It’s another round of Jew-hatred, and this one is difficult, because it’s two conservatives shouting past each other in blindness and rage. Jews calling Jews “locusts” is a bad take, period.
Some background: National Review published an explainer piece about why orthodox Hasidic Jews in the New York City tri-state area have experienced more incidents of hate crime. In the piece, one Jewish, but not orthodox or Hasidic Jew, who lives in New York but upstate, was quoted, “Many in the community look at the Hasidim as locusts, who go from community to community . . . just stripping all the resources out of it.” That statement was supposed to lend context to the attacks. It didn’t.
After a backlash from the New York City Jewish community, normally top-notch analyst Kevin Williamson doubled down on NR’s bad take.
But because there are people who want to smear National Review for political purposes, they pretend that an article about anti-Semitism written by a veteran of the Israeli military is itself an exercise in anti-Semitism. I have a hard time believing that is an honest error, because people dumb enough to make an error like that, and make it honestly, can’t read.
For this, Bethany Mandel took him, and all the rest, to the woodshed in a scathing Twitter thread.
Both Kevin and Bethany are guilty of talking past each other and NR is guilty of being totally blind to the plight of Hasidic Jews.
It’s totally correct for Bethany Mandel to be outraged at the terrible hot-take of using a non-Hasid living in upstate New York to comment on NYC tri-state anti-semitism. A non-Hasid in somewhere else than the NYC Tri-state is as foreign to a NYC Hasid as a goy (a non-Jew): An outsider who doesn’t know that life. Using that person’s opinion is offensive to Hasids.
Anti-Semitism would be directed at any Jew in NYC or anywhere it exists. Jews who blend in are not perfect targets since they have “stealth” of being Jewish without the physical trappings. A Jew living in upstate New York, or Atlanta, who drives a BMW or a pickup truck, doesn’t wear a kippa (or yarmulke) on their head, dresses in clothes other than black overcoats and wide-brimmed hats, and doesn’t “advertise” being Jewish can’t expect to be attacked simply because they “blend” better.
Using that comment is not a good take. The “locusts” comment is both out of context and untrue. Hasids net-net contribute to the communities in which they live, because they operate as a community. However, they don’t blend. Nor are they trusting of others (this whole incident is one reason why). Orthodox Judaism, as a general rule, operates better in community (try living as a Hasid among goys, say in rural Kansas, I think it’s not doable).

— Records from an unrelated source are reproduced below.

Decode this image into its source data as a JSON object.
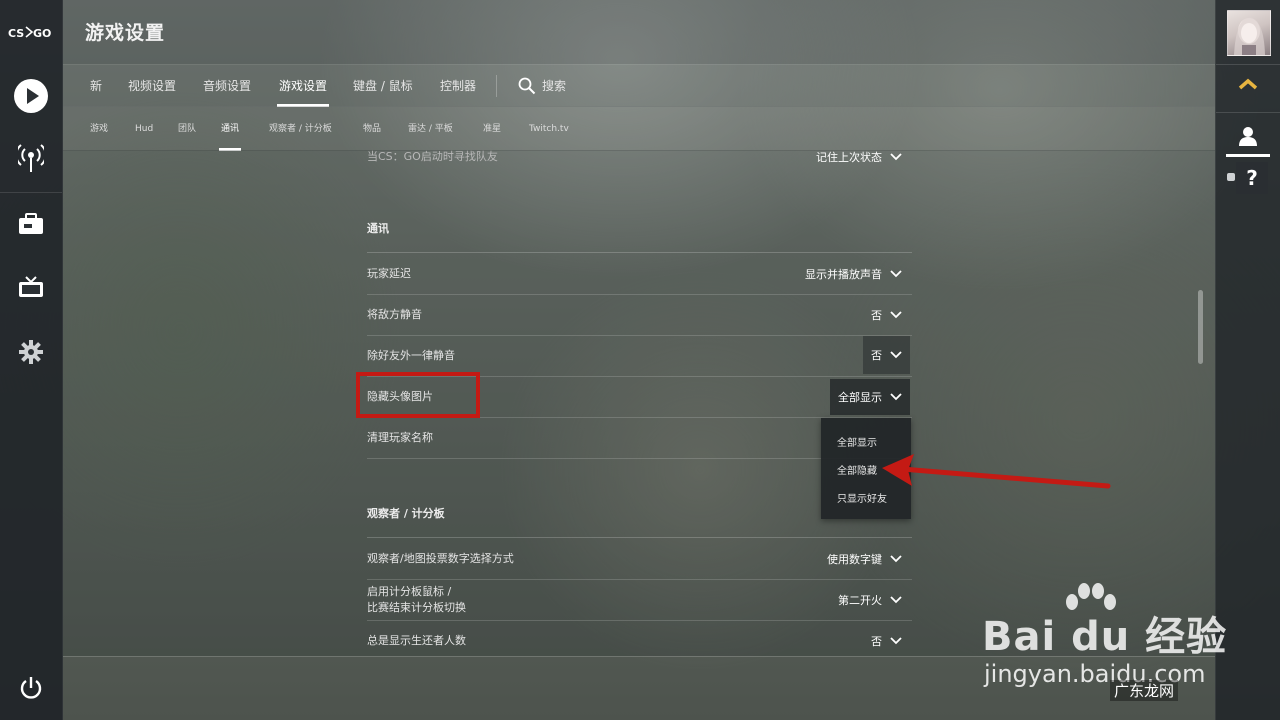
{
  "app": {
    "logo_text": "CS:GO",
    "page_title": "游戏设置"
  },
  "tabs": [
    {
      "label": "新",
      "active": false
    },
    {
      "label": "视频设置",
      "active": false
    },
    {
      "label": "音频设置",
      "active": false
    },
    {
      "label": "游戏设置",
      "active": true
    },
    {
      "label": "键盘 / 鼠标",
      "active": false
    },
    {
      "label": "控制器",
      "active": false
    }
  ],
  "search_label": "搜索",
  "subtabs": [
    {
      "label": "游戏",
      "active": false
    },
    {
      "label": "Hud",
      "active": false
    },
    {
      "label": "团队",
      "active": false
    },
    {
      "label": "通讯",
      "active": true
    },
    {
      "label": "观察者 / 计分板",
      "active": false
    },
    {
      "label": "物品",
      "active": false
    },
    {
      "label": "雷达 / 平板",
      "active": false
    },
    {
      "label": "准星",
      "active": false
    },
    {
      "label": "Twitch.tv",
      "active": false
    }
  ],
  "settings": {
    "top_row": {
      "label": "当CS：GO启动时寻找队友",
      "value": "记住上次状态"
    },
    "comm_section_title": "通讯",
    "comm_rows": [
      {
        "label": "玩家延迟",
        "value": "显示并播放声音"
      },
      {
        "label": "将敌方静音",
        "value": "否"
      },
      {
        "label": "除好友外一律静音",
        "value": "否"
      },
      {
        "label": "隐藏头像图片",
        "value": "全部显示"
      },
      {
        "label": "清理玩家名称",
        "value": ""
      }
    ],
    "dropdown_options": [
      "全部显示",
      "全部隐藏",
      "只显示好友"
    ],
    "spectator_section_title": "观察者 / 计分板",
    "spectator_rows": [
      {
        "label": "观察者/地图投票数字选择方式",
        "value": "使用数字键"
      },
      {
        "label_line1": "启用计分板鼠标 /",
        "label_line2": "比赛结束计分板切换",
        "value": "第二开火"
      },
      {
        "label": "总是显示生还者人数",
        "value": "否"
      }
    ]
  },
  "annotation": {
    "color": "#c41a14"
  },
  "watermark": {
    "brand": "Bai du 经验",
    "url": "jingyan.baidu.com",
    "site": "广东龙网"
  },
  "colors": {
    "accent": "#ffffff",
    "rank": "#e8b540",
    "annotation": "#c41a14"
  }
}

“Locusts” is also not the reason Jews are attacked. It’s a convenient out for people looking for a rational explanation, where there isn’t one. Plus, it’s bad journalism. No pundit or writer should take one opinion and stamp “Jew” on it any more than we can do that with Christians or Muslims. Jews are diverse. Non Hasids can’t comment on why Jew haters hate Hasids other than they are convenient targets of opportunity.
Where Kevin Williamson went wrong is that he missed his own blindness, and instead of looking inward, he lashed out and explained the outrage by placing the motive on the outraged. Williamson should apologize for his blindness that he attributed some political motive for offense before looking for the real reason.
But Bethany should also understand (as a convert, she knows life on the “outside”) that outsiders from the Hasid and orthodox community—Jew or not—are blind to her life. While many outsiders want to help, they can’t understand why Hasids don’t just “blend” better. Orthodox Jews don’t want or need anyone’s help (but God’s). Therefore they can appear stubborn and unhelpful. This leads some Jews to leap to awful conclusions.
This leads blind non-Jews to include those conclusions in explainer pieces. And that leads to smart people like Williamson to defend his blind colleagues who are attacked for no other reason than they are blind. Both sides talk past each other and neither understands the other.
Until “blended” Jews experience the attacks Hasids and Orthodox Jews receive, they won’t understand that the hatred isn’t rational xenophobia or jealousy. It’s irrational and unique to Jews because it’s spiritual. May the day when all Jews, kippa-wearing or not, experience anti-Semitic attacks in the U.S. never happen. If it does, we will be where Germany was in 1938. Yellow stars by any other name are still Jew hatred. Let’s all understand that.